**What you have to do:** Output the data below exactly. Leave nothing out.

═══ Supplied entries

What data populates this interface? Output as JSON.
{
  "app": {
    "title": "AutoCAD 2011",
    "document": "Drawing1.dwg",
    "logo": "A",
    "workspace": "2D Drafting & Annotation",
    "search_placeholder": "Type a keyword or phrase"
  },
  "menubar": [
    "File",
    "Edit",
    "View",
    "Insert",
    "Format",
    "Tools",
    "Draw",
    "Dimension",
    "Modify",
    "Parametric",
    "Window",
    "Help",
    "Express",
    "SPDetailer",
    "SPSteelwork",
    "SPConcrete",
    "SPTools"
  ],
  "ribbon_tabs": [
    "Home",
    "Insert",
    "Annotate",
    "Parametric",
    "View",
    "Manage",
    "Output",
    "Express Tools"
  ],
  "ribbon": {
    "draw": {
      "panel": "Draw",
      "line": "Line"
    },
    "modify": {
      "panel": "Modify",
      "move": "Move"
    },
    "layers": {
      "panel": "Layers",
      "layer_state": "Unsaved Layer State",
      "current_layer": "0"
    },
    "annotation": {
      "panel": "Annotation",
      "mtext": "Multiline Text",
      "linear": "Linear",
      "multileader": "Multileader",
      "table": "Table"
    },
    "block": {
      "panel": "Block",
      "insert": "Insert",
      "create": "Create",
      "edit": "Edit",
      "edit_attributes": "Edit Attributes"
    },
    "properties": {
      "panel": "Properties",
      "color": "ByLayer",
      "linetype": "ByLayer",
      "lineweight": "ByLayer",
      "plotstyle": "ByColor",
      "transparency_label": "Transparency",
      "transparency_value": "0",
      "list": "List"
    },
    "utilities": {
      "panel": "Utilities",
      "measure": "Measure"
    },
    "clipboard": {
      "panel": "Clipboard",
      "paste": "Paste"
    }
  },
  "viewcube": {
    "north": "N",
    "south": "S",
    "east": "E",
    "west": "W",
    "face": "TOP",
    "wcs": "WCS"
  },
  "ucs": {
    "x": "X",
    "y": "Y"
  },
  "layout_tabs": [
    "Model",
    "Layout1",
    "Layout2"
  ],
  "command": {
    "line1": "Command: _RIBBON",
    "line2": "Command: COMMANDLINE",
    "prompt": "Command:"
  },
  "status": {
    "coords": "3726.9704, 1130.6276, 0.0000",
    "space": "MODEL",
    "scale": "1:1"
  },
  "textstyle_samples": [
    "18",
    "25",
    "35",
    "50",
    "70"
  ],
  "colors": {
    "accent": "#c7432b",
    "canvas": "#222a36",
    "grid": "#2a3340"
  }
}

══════

**Problem solution:**
What data populates this interface? Output as JSON.
{
  "app": {
    "title": "AutoCAD 2011",
    "document": "Drawing1.dwg",
    "logo": "A",
    "workspace": "2D Drafting & Annotation",
    "search_placeholder": "Type a keyword or phrase"
  },
  "menubar": [
    "File",
    "Edit",
    "View",
    "Insert",
    "Format",
    "Tools",
    "Draw",
    "Dimension",
    "Modify",
    "Parametric",
    "Window",
    "Help",
    "Express",
    "SPDetailer",
    "SPSteelwork",
    "SPConcrete",
    "SPTools"
  ],
  "ribbon_tabs": [
    "Home",
    "Insert",
    "Annotate",
    "Parametric",
    "View",
    "Manage",
    "Output",
    "Express Tools"
  ],
  "ribbon": {
    "draw": {
      "panel": "Draw",
      "line": "Line"
    },
    "modify": {
      "panel": "Modify",
      "move": "Move"
    },
    "layers": {
      "panel": "Layers",
      "layer_state": "Unsaved Layer State",
      "current_layer": "0"
    },
    "annotation": {
      "panel": "Annotation",
      "mtext": "Multiline Text",
      "linear": "Linear",
      "multileader": "Multileader",
      "table": "Table"
    },
    "block": {
      "panel": "Block",
      "insert": "Insert",
      "create": "Create",
      "edit": "Edit",
      "edit_attributes": "Edit Attributes"
    },
    "properties": {
      "panel": "Properties",
      "color": "ByLayer",
      "linetype": "ByLayer",
      "lineweight": "ByLayer",
      "plotstyle": "ByColor",
      "transparency_label": "Transparency",
      "transparency_value": "0",
      "list": "List"
    },
    "utilities": {
      "panel": "Utilities",
      "measure": "Measure"
    },
    "clipboard": {
      "panel": "Clipboard",
      "paste": "Paste"
    }
  },
  "viewcube": {
    "north": "N",
    "south": "S",
    "east": "E",
    "west": "W",
    "face": "TOP",
    "wcs": "WCS"
  },
  "ucs": {
    "x": "X",
    "y": "Y"
  },
  "layout_tabs": [
    "Model",
    "Layout1",
    "Layout2"
  ],
  "command": {
    "line1": "Command: _RIBBON",
    "line2": "Command: COMMANDLINE",
    "prompt": "Command:"
  },
  "status": {
    "coords": "3726.9704, 1130.6276, 0.0000",
    "space": "MODEL",
    "scale": "1:1"
  },
  "textstyle_samples": [
    "18",
    "25",
    "35",
    "50",
    "70"
  ],
  "colors": {
    "accent": "#c7432b",
    "canvas": "#222a36",
    "grid": "#2a3340"
  }
}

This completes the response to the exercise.